Entries from a dataset of interfaces
━━━━━━

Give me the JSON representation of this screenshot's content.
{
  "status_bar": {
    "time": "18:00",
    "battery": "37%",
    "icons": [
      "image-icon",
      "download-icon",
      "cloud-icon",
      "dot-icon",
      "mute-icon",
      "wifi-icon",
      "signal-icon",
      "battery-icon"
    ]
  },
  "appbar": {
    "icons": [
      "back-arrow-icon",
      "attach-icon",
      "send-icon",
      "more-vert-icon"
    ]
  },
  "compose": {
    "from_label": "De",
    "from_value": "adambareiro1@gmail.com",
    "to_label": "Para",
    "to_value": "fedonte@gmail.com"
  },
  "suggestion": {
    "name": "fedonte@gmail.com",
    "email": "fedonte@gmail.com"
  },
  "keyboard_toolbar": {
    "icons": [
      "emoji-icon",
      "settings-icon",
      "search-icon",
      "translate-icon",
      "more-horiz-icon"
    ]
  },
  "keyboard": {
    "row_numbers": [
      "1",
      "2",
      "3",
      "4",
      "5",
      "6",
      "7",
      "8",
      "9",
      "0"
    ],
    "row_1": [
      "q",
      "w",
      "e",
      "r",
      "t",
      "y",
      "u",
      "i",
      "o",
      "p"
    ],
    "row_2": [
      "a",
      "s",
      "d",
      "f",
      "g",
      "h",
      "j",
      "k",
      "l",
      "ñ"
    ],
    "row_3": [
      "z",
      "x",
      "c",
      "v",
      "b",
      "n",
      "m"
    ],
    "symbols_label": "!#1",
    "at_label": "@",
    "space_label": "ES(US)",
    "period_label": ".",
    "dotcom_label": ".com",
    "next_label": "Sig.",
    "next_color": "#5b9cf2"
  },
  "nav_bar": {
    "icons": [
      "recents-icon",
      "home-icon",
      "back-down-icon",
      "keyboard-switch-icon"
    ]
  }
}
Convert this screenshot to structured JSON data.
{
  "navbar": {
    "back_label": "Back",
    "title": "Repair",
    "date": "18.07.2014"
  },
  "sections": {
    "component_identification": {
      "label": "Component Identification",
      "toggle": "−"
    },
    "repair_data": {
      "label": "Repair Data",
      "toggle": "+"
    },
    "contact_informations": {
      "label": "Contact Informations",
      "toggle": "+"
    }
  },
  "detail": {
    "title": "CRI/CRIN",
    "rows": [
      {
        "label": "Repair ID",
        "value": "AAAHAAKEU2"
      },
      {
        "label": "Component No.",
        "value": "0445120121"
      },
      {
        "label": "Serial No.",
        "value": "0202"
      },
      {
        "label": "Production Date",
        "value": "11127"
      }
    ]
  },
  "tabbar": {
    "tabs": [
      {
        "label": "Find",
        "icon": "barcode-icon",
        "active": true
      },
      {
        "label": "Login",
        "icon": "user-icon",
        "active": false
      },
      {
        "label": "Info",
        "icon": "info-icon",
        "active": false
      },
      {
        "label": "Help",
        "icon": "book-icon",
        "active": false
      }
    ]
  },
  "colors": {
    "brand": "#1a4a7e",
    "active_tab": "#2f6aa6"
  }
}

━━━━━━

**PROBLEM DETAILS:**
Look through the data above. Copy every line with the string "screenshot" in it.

**YOUR RESPONSE:**
Give me the JSON representation of this screenshot's content.
Convert this screenshot to structured JSON data.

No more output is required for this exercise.